It’s somehow sadly appropriate that the HBO’s film adaptation of “Too Big to Fail” premieres as the Midwest and the south roil from inexplicable, unpredictable natural disasters. For all that the film does to educate financial outsiders on the details of the 2008 financial meltdown (as noted in the NYTs and Salon), audiences are only given access to the dynamic world of crisis management – as far as we can discern, that crisis could be supplanted with any ‘unpredictable’ natural disaster. The problem with this is that the process of assigning fault in the financial meltdown is the one area where drama has been soft-pedaled beyond recognition.
The ‘crisis’ is discussed as though its fulmination was completely unpredictable. The government players are depicted as being exceptionally skilled in their responsive assessment and tactics, along with their ability to articulate the full breath of the impending disaster, but these are qualities that exculpate them from their failure to predict and/or mitigate the industry-wide generation of toxic assets. Watching Ben Bernanke (Paul Giamatti) and Geithner (Billy Crudup) impress us with their laudable talent for the real-world analysis of a concerned realist, only distracts and deviates from the idea that there’s a culpability, not only for the banks, the lenders, but for all government players involved.

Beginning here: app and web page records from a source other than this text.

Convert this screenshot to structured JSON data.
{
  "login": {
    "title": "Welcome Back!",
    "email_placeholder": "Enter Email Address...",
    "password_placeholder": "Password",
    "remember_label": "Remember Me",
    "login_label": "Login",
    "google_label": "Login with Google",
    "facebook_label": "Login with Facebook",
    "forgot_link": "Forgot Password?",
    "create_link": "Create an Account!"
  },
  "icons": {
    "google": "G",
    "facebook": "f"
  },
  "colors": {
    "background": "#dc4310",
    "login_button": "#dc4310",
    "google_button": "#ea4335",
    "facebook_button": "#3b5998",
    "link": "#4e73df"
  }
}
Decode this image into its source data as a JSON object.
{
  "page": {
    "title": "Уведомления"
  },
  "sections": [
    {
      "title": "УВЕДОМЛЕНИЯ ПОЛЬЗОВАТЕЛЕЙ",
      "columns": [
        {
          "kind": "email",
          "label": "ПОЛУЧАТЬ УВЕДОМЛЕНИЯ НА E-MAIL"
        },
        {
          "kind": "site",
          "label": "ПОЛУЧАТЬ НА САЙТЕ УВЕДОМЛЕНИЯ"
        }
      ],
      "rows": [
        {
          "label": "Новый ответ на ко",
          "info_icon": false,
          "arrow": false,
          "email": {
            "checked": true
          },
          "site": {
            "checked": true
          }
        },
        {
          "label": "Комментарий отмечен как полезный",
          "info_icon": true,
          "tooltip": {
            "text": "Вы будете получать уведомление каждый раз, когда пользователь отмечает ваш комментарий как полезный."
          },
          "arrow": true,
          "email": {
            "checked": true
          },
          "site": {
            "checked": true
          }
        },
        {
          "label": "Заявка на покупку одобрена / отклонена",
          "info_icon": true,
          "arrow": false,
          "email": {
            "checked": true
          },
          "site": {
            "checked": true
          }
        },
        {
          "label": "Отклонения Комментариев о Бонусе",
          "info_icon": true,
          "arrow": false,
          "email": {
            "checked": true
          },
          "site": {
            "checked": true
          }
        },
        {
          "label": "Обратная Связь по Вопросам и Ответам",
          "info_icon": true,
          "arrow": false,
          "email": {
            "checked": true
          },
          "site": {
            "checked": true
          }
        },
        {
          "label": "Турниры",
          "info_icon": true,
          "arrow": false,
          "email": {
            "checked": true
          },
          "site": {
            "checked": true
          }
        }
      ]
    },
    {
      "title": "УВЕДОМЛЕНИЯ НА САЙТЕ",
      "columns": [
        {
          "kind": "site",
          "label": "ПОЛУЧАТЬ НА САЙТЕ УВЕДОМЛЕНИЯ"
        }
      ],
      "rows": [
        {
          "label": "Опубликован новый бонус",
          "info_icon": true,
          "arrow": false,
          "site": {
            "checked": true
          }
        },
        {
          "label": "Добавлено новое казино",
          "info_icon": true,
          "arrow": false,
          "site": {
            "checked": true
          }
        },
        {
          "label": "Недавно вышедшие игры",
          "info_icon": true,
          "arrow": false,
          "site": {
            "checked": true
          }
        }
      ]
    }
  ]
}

“Too Big to Fail” does an amazing job of convincing audiences that the 2008 financial crisis was an abrupt event that was more or less unobservable, un-discussed, and unknown, up until the point where Paulson and friends start firing up their blackberrys. It ultimately propagates the popular mythology surrounding the crisis; that its causes weren’t systemic or foreseeable in any capacity, and that financial institutions and regulators had not been navigating the causes of this hypothetical crisis for years prior (which should ultimately suggest that this is a very different kind of ‘crisis’).
Presenting the ever-increasing heavy-lidded distress of Paulson (William Hurt) only shares with us the burden of crises management, and only indirectly suggests that Paulson has more on his conscience then implementing a resolution.
………Just as it was trumpeted across the nation by media sources of all shapes and sizes, Ben Bernanke is awarded the prescience of correctly managing the crisis – his timely insistence on de-escalation measures. But this should not discourage our need for clarity on the mismanagement of the causal agents, and/or “outweigh what blame he deserves for causing the crisis in the first place.”
To this end, “To Big to Fail” edges more on libelous, and less on affirming innocuous convention.